Dr. Subha Ramani, a professor of Health Professions Education at the IHP, plans to expand the focus of the Association for Medical Education in Europe (AMEE) during her tenure as its new president.

Embracing and being respectful of different cultures, and bringing an interprofessional lens, are two of the main goals on which Dr. Subha Ramani will focus as the new president of the Association for Medical Education in Europe (AMEE). 

Ramani, an adjunct professor in the Department of Health Professions Education since 2017, a physician at Brigham and Women’s Hospital, and an associate professor of medicine at Harvard Medical School, is the first president outside of Europe and the United Kingdom to lead the organization in its 50-year history.  

At the IHP, she teaches qualitative methods to PhD students and developed a new doctoral elective on Cultural and Global Perspectives in Health Professions Education with BA White, an associate professor. 

“I'm very conscious of the fact that I was born and raised in South Asia,” said Ramani, who has lived in the United States for more than 20 years. “Having a perspective of being from a different part of the world, I hope being president can have a ripple effect on how we can be more understanding and welcoming as health professions educators and rejoice in diverse perspectives.”  

When she was nominated and selected to join the organization’s executive committee six years ago, the committee comprised of one North American and one Australasian (Asia, Australia, and New Zealand) board member. But it was during participation in workshops and projects with members around the world over the past two or three years that she saw how having a wide variety of voices is advantageous. 

“There were people from Australia, Indonesia, Thailand, Japan, Singapore, and China as well as from the U.S., Canada, and Europe,” she said, noting that AMEE’s membership has grown to incorporate people from more than 90 countries. “It was an illuminating time, seeing that everyone has the same educational challenges no matter where they are. It’s really about developing a better understanding and being respectful of multiple cultures. It’s all of us together.”

That representation, she believes, can expand into the even larger world of equity and diversity. “The organization is going to have to start thinking more deeply about that, what initiatives it should be engaged in, to call itself a truly global entity,” said Ramani, whose term as president runs into 2025. “It’s about raising the consciousness that we need to be inclusive and respectful to each other, and to walk a mile in the other person's shoes, so to speak.” 

Despite having the word “medical” in its name, AMEE as part of its mission incorporates health professions education, meaning workers from across the care spectrum.

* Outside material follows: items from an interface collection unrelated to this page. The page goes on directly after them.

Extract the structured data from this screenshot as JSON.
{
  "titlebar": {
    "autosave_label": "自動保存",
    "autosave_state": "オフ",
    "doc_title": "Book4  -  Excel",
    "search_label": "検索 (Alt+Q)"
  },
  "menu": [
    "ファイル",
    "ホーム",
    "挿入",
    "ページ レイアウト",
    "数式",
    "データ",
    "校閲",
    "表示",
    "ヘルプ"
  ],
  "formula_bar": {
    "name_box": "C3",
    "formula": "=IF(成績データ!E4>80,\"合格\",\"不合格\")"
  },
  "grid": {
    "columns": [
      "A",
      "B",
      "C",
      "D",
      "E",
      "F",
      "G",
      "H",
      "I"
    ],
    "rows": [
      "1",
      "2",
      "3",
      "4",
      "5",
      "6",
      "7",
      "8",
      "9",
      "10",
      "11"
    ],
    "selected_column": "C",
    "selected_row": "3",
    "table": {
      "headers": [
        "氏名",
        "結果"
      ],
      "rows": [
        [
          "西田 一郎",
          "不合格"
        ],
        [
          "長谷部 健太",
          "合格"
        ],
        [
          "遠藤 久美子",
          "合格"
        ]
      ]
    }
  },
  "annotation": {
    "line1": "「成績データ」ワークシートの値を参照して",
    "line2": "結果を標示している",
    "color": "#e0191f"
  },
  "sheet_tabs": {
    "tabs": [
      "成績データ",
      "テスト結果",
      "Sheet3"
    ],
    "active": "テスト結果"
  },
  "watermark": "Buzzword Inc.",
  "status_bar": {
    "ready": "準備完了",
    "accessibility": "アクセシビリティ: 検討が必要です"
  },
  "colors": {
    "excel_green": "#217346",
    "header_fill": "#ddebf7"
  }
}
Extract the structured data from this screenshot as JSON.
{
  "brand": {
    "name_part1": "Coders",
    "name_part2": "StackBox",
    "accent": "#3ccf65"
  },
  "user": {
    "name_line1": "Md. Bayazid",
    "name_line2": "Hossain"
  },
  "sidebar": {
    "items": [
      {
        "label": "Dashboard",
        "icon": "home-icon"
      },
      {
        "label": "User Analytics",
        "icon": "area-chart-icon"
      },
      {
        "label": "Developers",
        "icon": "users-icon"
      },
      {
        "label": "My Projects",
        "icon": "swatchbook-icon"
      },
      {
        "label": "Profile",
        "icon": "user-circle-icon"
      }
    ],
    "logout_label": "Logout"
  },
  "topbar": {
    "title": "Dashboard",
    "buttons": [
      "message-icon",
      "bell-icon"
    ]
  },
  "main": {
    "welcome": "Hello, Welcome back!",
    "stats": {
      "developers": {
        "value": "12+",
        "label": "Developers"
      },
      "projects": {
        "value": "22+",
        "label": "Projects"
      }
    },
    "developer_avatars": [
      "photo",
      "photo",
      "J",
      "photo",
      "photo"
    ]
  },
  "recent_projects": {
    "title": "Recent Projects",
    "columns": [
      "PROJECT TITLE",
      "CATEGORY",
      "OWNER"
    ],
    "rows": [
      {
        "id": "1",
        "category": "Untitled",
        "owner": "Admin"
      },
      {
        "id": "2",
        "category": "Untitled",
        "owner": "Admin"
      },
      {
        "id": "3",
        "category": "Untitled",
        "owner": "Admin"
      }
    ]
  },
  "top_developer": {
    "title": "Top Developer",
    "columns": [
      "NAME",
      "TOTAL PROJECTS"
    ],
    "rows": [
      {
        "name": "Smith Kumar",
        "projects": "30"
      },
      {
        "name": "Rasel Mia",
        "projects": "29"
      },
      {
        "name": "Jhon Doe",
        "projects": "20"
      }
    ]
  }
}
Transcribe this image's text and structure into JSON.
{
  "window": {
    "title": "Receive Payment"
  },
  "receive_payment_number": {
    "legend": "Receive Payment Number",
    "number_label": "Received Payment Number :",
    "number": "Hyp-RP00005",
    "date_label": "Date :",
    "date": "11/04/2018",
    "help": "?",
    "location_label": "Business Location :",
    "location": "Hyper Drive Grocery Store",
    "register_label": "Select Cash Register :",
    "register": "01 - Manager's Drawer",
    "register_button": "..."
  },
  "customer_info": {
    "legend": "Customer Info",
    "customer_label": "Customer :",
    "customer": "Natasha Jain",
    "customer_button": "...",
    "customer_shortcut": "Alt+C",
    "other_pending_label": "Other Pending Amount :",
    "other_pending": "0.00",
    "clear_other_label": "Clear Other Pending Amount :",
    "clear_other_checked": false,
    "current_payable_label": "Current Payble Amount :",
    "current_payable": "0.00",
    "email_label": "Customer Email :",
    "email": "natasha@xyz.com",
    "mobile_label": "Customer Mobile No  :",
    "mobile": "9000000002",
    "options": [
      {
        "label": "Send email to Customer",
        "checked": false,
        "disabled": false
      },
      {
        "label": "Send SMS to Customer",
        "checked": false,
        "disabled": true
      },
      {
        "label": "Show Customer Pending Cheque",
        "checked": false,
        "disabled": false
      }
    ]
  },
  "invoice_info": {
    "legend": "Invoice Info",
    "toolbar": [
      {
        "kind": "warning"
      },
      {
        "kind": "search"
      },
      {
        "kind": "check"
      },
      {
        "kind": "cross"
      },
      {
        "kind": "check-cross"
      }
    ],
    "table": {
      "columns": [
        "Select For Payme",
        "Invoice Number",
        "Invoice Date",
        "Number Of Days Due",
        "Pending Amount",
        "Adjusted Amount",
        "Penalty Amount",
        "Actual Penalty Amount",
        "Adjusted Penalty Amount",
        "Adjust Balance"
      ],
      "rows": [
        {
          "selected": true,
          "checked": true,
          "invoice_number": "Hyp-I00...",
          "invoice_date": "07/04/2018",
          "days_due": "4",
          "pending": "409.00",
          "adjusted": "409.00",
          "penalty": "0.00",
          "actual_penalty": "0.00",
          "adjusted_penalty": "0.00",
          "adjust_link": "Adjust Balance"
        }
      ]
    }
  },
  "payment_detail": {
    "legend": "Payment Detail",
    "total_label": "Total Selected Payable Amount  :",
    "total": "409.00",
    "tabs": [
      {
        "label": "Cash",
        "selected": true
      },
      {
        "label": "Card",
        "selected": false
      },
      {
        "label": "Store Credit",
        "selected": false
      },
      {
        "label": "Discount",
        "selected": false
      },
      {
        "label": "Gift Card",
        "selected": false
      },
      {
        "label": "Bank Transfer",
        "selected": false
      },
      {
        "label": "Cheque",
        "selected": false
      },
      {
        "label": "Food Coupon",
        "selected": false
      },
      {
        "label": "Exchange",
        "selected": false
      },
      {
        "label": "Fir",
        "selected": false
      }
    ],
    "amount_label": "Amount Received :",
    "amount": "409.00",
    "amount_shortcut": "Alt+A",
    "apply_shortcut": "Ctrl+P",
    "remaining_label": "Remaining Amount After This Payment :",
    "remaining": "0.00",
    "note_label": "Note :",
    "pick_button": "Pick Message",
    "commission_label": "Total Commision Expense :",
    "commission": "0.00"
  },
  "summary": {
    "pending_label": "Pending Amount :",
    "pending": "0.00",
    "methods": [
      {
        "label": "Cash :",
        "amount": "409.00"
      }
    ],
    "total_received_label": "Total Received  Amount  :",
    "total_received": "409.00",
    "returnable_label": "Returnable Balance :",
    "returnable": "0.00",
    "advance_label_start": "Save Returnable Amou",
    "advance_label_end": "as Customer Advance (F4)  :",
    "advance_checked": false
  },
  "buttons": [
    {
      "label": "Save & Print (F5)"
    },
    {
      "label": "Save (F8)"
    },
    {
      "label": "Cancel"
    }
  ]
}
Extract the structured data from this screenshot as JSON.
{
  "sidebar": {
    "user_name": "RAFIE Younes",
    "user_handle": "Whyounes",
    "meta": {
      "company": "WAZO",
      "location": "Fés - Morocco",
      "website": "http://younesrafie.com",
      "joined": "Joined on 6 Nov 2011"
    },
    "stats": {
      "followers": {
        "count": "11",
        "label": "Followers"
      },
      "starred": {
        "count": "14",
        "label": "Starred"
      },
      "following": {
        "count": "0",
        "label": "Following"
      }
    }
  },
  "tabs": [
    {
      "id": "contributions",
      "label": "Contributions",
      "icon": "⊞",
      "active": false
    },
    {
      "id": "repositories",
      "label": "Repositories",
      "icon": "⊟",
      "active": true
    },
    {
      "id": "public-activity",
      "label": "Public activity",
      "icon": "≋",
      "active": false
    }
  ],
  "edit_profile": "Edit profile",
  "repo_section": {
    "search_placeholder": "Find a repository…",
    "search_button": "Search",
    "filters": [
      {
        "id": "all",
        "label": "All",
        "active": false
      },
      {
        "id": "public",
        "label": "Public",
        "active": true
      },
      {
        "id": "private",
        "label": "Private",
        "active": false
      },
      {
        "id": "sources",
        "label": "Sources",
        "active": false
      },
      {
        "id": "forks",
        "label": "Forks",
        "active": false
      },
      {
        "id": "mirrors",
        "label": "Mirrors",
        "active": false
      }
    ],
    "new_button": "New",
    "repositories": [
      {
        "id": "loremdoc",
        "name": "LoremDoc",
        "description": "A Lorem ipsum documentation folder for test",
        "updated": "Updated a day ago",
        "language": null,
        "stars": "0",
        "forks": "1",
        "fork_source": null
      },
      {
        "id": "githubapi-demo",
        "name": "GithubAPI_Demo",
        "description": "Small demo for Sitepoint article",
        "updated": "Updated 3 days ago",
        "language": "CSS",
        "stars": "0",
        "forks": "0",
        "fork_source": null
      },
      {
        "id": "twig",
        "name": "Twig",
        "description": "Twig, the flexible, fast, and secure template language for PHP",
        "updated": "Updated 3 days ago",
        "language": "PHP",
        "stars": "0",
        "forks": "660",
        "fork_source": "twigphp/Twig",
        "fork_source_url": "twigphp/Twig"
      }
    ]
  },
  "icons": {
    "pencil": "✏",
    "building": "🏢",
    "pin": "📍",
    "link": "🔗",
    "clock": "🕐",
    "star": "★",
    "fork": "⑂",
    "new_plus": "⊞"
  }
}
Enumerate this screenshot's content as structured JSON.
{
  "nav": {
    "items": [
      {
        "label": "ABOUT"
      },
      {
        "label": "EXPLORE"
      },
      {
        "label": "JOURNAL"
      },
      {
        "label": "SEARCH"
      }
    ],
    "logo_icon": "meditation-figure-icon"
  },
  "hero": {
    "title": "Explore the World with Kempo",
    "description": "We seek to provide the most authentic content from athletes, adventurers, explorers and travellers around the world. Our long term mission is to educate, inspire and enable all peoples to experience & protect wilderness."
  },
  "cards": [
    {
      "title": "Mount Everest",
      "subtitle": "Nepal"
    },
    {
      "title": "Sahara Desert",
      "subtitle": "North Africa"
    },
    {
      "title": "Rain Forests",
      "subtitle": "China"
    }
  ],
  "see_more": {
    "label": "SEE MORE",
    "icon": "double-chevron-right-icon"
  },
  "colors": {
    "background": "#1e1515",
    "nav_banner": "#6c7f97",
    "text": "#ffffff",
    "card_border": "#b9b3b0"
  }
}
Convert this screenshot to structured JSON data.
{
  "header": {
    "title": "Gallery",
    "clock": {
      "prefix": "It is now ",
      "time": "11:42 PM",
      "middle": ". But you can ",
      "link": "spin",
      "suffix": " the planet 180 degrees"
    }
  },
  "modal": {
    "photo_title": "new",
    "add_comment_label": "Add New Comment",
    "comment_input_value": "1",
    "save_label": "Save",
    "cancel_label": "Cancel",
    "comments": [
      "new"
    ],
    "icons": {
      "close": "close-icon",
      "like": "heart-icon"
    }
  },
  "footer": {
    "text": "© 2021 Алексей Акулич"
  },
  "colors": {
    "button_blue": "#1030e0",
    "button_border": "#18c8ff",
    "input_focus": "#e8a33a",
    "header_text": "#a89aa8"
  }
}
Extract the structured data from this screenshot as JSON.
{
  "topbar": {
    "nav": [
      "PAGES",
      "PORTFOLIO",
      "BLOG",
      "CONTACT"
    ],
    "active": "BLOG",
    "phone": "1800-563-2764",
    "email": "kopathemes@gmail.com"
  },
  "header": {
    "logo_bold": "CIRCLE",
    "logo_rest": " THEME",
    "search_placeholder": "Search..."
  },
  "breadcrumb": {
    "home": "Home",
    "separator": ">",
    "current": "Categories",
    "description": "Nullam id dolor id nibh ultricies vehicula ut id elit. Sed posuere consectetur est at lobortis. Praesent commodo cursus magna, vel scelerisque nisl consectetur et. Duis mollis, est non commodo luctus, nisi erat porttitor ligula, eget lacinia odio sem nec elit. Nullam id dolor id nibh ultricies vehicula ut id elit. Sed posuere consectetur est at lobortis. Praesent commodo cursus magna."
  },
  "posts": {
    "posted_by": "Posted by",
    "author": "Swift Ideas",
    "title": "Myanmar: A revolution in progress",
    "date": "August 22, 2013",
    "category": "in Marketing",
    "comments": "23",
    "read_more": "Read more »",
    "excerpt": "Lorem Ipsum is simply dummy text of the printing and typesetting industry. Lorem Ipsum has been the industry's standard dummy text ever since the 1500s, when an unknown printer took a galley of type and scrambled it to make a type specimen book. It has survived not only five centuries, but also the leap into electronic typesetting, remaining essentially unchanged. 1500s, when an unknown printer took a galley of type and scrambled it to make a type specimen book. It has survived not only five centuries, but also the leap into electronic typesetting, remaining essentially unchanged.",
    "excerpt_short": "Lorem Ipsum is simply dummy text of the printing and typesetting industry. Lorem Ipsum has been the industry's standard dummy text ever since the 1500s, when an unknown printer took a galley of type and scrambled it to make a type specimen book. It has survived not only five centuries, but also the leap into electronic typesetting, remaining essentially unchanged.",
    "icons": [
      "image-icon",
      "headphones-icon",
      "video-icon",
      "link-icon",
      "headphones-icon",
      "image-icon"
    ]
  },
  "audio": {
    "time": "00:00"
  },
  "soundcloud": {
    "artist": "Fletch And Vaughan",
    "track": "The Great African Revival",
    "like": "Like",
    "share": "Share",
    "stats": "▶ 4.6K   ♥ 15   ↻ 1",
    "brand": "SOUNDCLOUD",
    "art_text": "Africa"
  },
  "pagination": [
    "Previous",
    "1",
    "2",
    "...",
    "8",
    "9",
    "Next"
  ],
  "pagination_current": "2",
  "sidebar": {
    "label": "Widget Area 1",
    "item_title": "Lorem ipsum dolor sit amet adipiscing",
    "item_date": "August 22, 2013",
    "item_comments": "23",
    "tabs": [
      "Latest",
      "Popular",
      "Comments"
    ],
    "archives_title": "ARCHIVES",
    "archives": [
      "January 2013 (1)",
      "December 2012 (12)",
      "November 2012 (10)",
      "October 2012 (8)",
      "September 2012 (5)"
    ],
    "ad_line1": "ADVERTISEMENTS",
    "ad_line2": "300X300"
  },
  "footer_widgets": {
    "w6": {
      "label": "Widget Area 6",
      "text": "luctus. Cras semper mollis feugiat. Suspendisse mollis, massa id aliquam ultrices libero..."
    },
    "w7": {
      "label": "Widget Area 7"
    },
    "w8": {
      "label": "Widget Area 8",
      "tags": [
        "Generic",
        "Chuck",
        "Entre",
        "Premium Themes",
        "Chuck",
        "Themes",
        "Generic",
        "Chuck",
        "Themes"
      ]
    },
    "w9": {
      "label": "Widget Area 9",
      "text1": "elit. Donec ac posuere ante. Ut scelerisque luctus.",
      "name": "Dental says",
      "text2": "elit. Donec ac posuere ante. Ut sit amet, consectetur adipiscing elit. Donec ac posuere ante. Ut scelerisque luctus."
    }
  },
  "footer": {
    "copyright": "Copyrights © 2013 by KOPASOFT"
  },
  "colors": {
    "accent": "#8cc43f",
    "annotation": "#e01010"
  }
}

And despite Europe in its name, the organization is truly global. Applying a more team-based approach is something she wants to apply after seeing it successfully implemented at the MGH Institute.

“My interaction at the IHP is what has raised my awareness of us needing to be more interprofessional,” she said. “As physicians, we're constantly engaging with nursing staff, social service staff, therapy staff, and pharmacy staff,” she said. “So, you're learning with them all the time and it's ingrained to say, ‘I need to ask my nursing colleague this question’ or ‘I need to go in to talk to the patient with them’. The IHP has really helped me in that.” 

In addition to taking the reins as a new president, Ramani also is working with the organization’s new CEO, something she sees as a turning point. “This is a time of creating a new direction that we have to forge together, while preserving the best of the old traditions,” she said. “I look at it as how I can contribute to the mission and make a difference because the more people around the table, the more diverse the perspectives can be.”